The Bottom Billion: Why the Poorest Countries are Failing and What Can Be Done About It. Of the 6.5 billion of us humans on this planet, the top billion are wealthy, 4.5 billion in the middle are getting wealthy quite rapidly, the bottom billion are stuck. Traps, costs, and the possible methods of helping those in the bottom are discussed. The interesting part is that the right and left are both wrong with their one line slogans for “what to do”. Two essential details to remember is that first, right and left have it wrong (specifically aid sometimes helps (and sometimes hurts) and so does military intervention sometimes helps and sometimes hurts) … secondly one line slogans of what needs to be done are all wrong. Each country and situation is unique now and is a changing situation.
A Secular Age I’m not finished with this book … and the prose isn’t especially flowing and easy but this book is very information and idea dense and provocative.
Spiritual Psalter or Reflections on God from the Works of our Holy Father St. Ephraim the Syrian, Arranged in the Manner of the Psalms of David, Together with the Life of St. Ephrem When I was Chrismated and joined the Orthodox church this last spring, having gone through Lent, on the spur of the moment I chose as my name saint, St. Ephraim the Syrian. Ephraim is known as the Psalmist of the New Testament just as David of the Old. This book is a collection of his writings, 150 short psalms selected by St. Theophan the Recluse in the 19th century.
Solving Mathematical Problems: A Personal Perspective I bought this for my daughter.
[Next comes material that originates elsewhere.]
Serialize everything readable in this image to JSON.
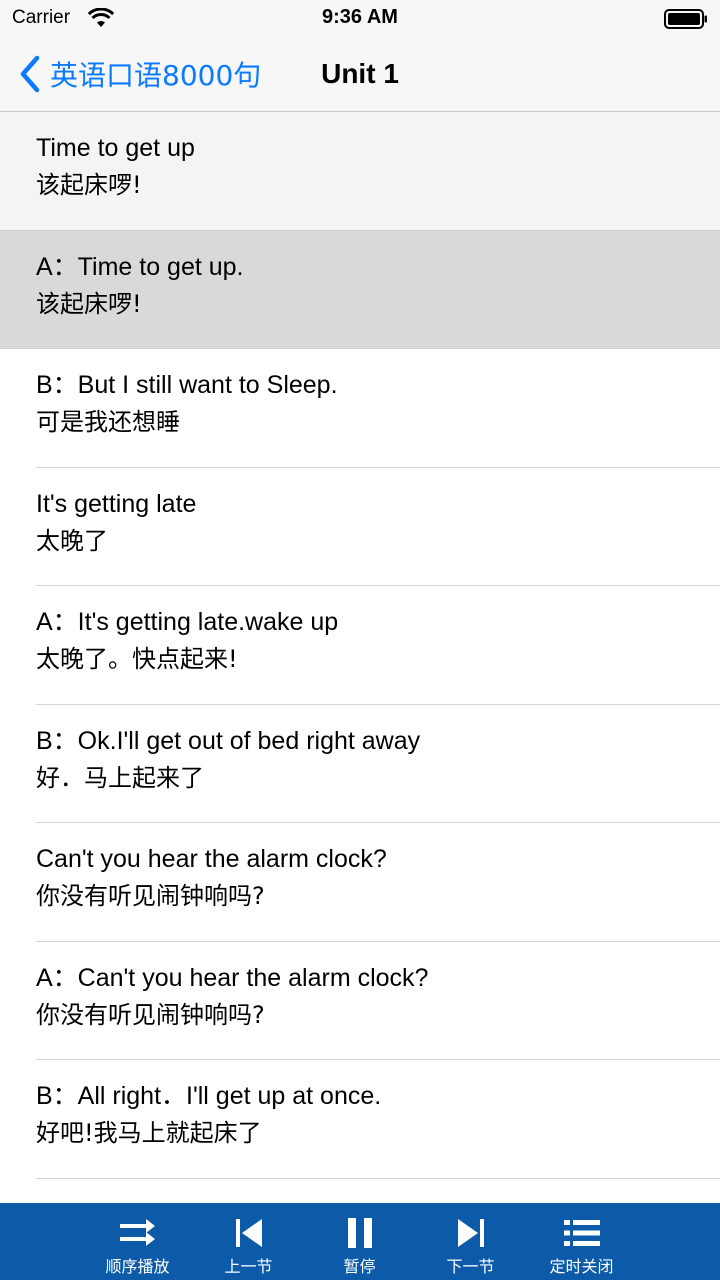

But is a really enjoyable read, even if you don’t have time to work the exercises. Math is a lot of fun.